Knowledge at Wharton: What does this study contribute to the field?
Berger: I think this is one of an emerging set of papers that is beginning to look at how the medium shapes the message. The advent of the typewriter or the computer made it easier to have written communication. Most recently, text messages made it much easier to shoot off quick missives to other people, and now even companies use those to interact with clients.
Some of us may have begun to experiment with voice-to-text. The content is delivered to the audience through text, but we are speaking to record it. You may shoot off a test message, not by writing it with your fingers but by speaking into your iPhone because it’s easier. You may write an email using the dictation function in Microsoft Office.
Similarly, lots of companies and organizations are thinking, “Great, if I could choose speaking versus writing, or texting versus email, how should I communicate with the audiences I want to communicate with?”
This paper is helping us understand how the mediums can shape the message, how the way we produce this content can shape the content that ends up being produced.
“It’s not that speaking is better than writing, and it’s not that writing is better than speaking. It depends on what you’re trying to achieve with that interaction.”
Knowledge at Wharton: I’m curious which one you think is better — writing or speaking?
Berger: The answer is, “It depends.” It’s not that speaking is better than writing, and it’s not that writing is better than speaking. It depends on what you’re trying to achieve with that interaction. If you want to be more careful and reasoned, writing is pretty good. It gives you the time to construct and find what you’re going to say. On the other hand, we have a lot of data in this paper that suggests that emotional content is often more impactful in a positive way. So, if you want to be impactful, speaking can be good to be persuasive to change others’ minds.
On a website, do I want to use spoken or written reviews?
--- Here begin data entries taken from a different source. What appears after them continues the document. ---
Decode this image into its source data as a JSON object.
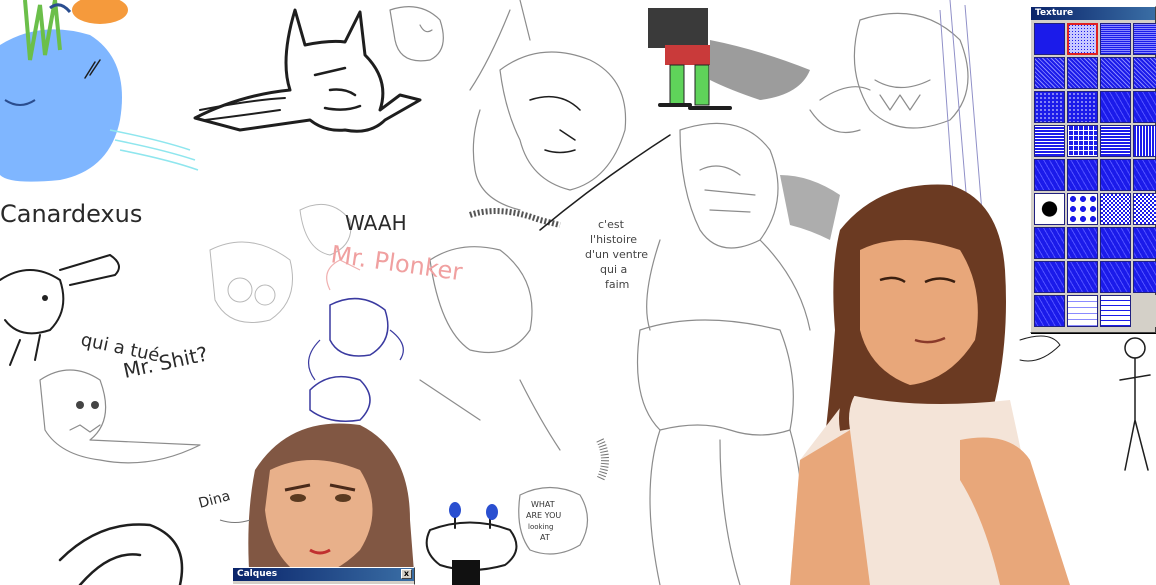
{
  "texture_panel": {
    "title": "Texture",
    "swatches": [
      "solid",
      "dots-fine",
      "grid-fine",
      "grid-fine",
      "crosshatch",
      "crosshatch",
      "crosshatch",
      "crosshatch",
      "dots",
      "dots",
      "noise",
      "noise",
      "stripes-horizontal",
      "grid-mid",
      "stripes-horizontal",
      "stripes-vertical",
      "noise",
      "noise",
      "noise",
      "noise",
      "big-dots",
      "big-dots-pattern",
      "checker",
      "checker",
      "noise",
      "noise",
      "noise",
      "noise",
      "noise",
      "noise",
      "noise",
      "noise",
      "noise",
      "white-grid",
      "grid-thin",
      ""
    ]
  },
  "layers_panel": {
    "title": "Calques",
    "close_label": "x"
  },
  "sketch_texts": {
    "canardexus": "Canardexus",
    "qui_a_tue": "qui a tué",
    "mr_shit": "Mr. Shit?",
    "waah": "WAAH",
    "mr_plonker": "Mr. Plonker",
    "histoire_1": "c'est",
    "histoire_2": "l'histoire",
    "histoire_3": "d'un ventre",
    "histoire_4": "qui a",
    "histoire_5": "faim",
    "dina": "Dina",
    "what_1": "WHAT",
    "what_2": "ARE YOU",
    "what_3": "looking",
    "what_4": "AT"
  },
  "colors": {
    "texture_blue": "#1b1bea",
    "skin_tone": "#e8a77a",
    "hair_brown": "#6b3a22",
    "duck_blue": "#7fb6ff",
    "boot_green": "#5fd35a"
  }
}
Well, that choice is going to impact not only what kind of content people produce, but how likely it is that that content is going to be persuasive. If I’m a brand, for example, and I’m encouraging people to create product reviews, it might be better to get them to speak because they will be more emotional. And in many product categories, that might be more persuasive.
Similarly, we talked about customer service. The mode of interaction may shape the nature of that interaction. If I’m a doctor or a lawyer, you could say, “I want to reason through my arguments first. I want to write them down.” But if I want to be particularly persuasive, maybe I need to be sure that’s not sucking out all of the emotion because that may make it feel lifeless when I communicate it.
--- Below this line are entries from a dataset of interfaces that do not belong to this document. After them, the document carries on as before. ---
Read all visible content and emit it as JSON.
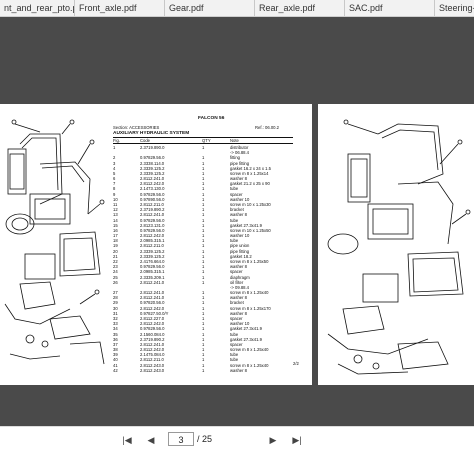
{
  "tabs": [
    {
      "label": "nt_and_rear_pto.pdf"
    },
    {
      "label": "Front_axle.pdf"
    },
    {
      "label": "Gear.pdf"
    },
    {
      "label": "Rear_axle.pdf"
    },
    {
      "label": "SAC.pdf"
    },
    {
      "label": "Steering-sy"
    }
  ],
  "page": {
    "model": "FALCON 56",
    "section_label": "Section: ACCESSORIES",
    "ref_label": "Ref.: 06.00.2",
    "title": "AUXILIARY HYDRAULIC SYSTEM",
    "col_fig": "Fig.",
    "col_code": "Code",
    "col_qty": "QTY",
    "col_desc": "Note",
    "page_number": "2/2",
    "rows": [
      {
        "fig": "1",
        "code": "2.3719.890.0",
        "qty": "1",
        "desc": "distributor"
      },
      {
        "fig": "",
        "code": "",
        "qty": "",
        "desc": "-> 06.88.4"
      },
      {
        "fig": "2",
        "code": "0.97829.56.0",
        "qty": "1",
        "desc": "fitting"
      },
      {
        "fig": "3",
        "code": "2.3338.114.0",
        "qty": "1",
        "desc": "pipe fitting"
      },
      {
        "fig": "4",
        "code": "2.3339.125.2",
        "qty": "1",
        "desc": "gasket 16.2 x 24 x 1.5"
      },
      {
        "fig": "5",
        "code": "2.3339.125.2",
        "qty": "1",
        "desc": "screw m 8 x 1.25x14"
      },
      {
        "fig": "6",
        "code": "2.8112.241.0",
        "qty": "1",
        "desc": "washer 8"
      },
      {
        "fig": "7",
        "code": "2.8112.242.0",
        "qty": "1",
        "desc": "gasket 21.2 x 25 x 90"
      },
      {
        "fig": "8",
        "code": "2.1473.130.0",
        "qty": "1",
        "desc": "tube"
      },
      {
        "fig": "9",
        "code": "0.97829.56.0",
        "qty": "1",
        "desc": "spacer"
      },
      {
        "fig": "10",
        "code": "0.97890.56.0",
        "qty": "1",
        "desc": "washer 10"
      },
      {
        "fig": "11",
        "code": "2.8112.211.0",
        "qty": "1",
        "desc": "screw m 10 x 1.25x30"
      },
      {
        "fig": "12",
        "code": "2.3719.890.2",
        "qty": "1",
        "desc": "bracket"
      },
      {
        "fig": "13",
        "code": "2.8112.241.0",
        "qty": "1",
        "desc": "washer 8"
      },
      {
        "fig": "14",
        "code": "0.97829.56.0",
        "qty": "1",
        "desc": "tube"
      },
      {
        "fig": "15",
        "code": "2.8123.131.0",
        "qty": "1",
        "desc": "gasket 27.3x41.9"
      },
      {
        "fig": "16",
        "code": "0.97829.56.0",
        "qty": "1",
        "desc": "screw m 10 x 1.25x50"
      },
      {
        "fig": "17",
        "code": "2.8112.242.0",
        "qty": "1",
        "desc": "washer 10"
      },
      {
        "fig": "18",
        "code": "2.0985.315.1",
        "qty": "1",
        "desc": "tube"
      },
      {
        "fig": "19",
        "code": "2.8112.211.0",
        "qty": "1",
        "desc": "pipe union"
      },
      {
        "fig": "20",
        "code": "2.3339.125.2",
        "qty": "1",
        "desc": "pipe fitting"
      },
      {
        "fig": "21",
        "code": "2.3339.125.2",
        "qty": "1",
        "desc": "gasket 18.2"
      },
      {
        "fig": "22",
        "code": "2.4176.664.0",
        "qty": "1",
        "desc": "screw m 8 x 1.25x50"
      },
      {
        "fig": "23",
        "code": "0.97829.56.0",
        "qty": "1",
        "desc": "washer 8"
      },
      {
        "fig": "24",
        "code": "2.0985.315.1",
        "qty": "1",
        "desc": "spacer"
      },
      {
        "fig": "25",
        "code": "2.3335.209.1",
        "qty": "1",
        "desc": "diaphragm"
      },
      {
        "fig": "26",
        "code": "2.8112.241.0",
        "qty": "1",
        "desc": "oil filter"
      },
      {
        "fig": "",
        "code": "",
        "qty": "",
        "desc": "-> 09.88.4"
      },
      {
        "fig": "27",
        "code": "2.8112.241.0",
        "qty": "1",
        "desc": "screw m 8 x 1.25x40"
      },
      {
        "fig": "28",
        "code": "2.8112.241.0",
        "qty": "1",
        "desc": "washer 8"
      },
      {
        "fig": "29",
        "code": "0.97820.56.0",
        "qty": "1",
        "desc": "bracket"
      },
      {
        "fig": "30",
        "code": "2.8112.242.0",
        "qty": "1",
        "desc": "screw m 8 x 1.25x170"
      },
      {
        "fig": "31",
        "code": "0.97827.50.0/Y",
        "qty": "1",
        "desc": "washer 8"
      },
      {
        "fig": "32",
        "code": "2.8112.227.0",
        "qty": "1",
        "desc": "spacer"
      },
      {
        "fig": "33",
        "code": "2.8112.242.0",
        "qty": "1",
        "desc": "washer 10"
      },
      {
        "fig": "34",
        "code": "0.97829.56.0",
        "qty": "1",
        "desc": "gasket 27.3x41.9"
      },
      {
        "fig": "35",
        "code": "2.1560.084.0",
        "qty": "1",
        "desc": "tube"
      },
      {
        "fig": "36",
        "code": "2.3719.890.2",
        "qty": "1",
        "desc": "gasket 27.3x41.9"
      },
      {
        "fig": "37",
        "code": "2.8112.241.0",
        "qty": "1",
        "desc": "spacer"
      },
      {
        "fig": "38",
        "code": "2.8112.242.0",
        "qty": "1",
        "desc": "screw m 8 x 1.25x40"
      },
      {
        "fig": "39",
        "code": "2.1475.084.0",
        "qty": "1",
        "desc": "tube"
      },
      {
        "fig": "40",
        "code": "2.8112.211.0",
        "qty": "1",
        "desc": "tube"
      },
      {
        "fig": "41",
        "code": "2.8112.243.0",
        "qty": "1",
        "desc": "screw m 8 x 1.25x40"
      },
      {
        "fig": "42",
        "code": "2.8112.243.0",
        "qty": "1",
        "desc": "washer 8"
      }
    ]
  },
  "nav": {
    "current_page": "3",
    "total_pages": "/ 25",
    "first": "|◀",
    "prev": "◀",
    "next": "▶",
    "last": "▶|"
  }
}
I think it’s really understanding the impact we want our communications to have, and then taking a step back and analyzing the language itself. I think there are a lot of interesting questions here to be answered in future research, but the main idea is understanding the interaction between the medium and the message.
Jonah Berger’s fourth marketing communications book, Magic Words: What to Say to Get Your Way, is available for pre-order now.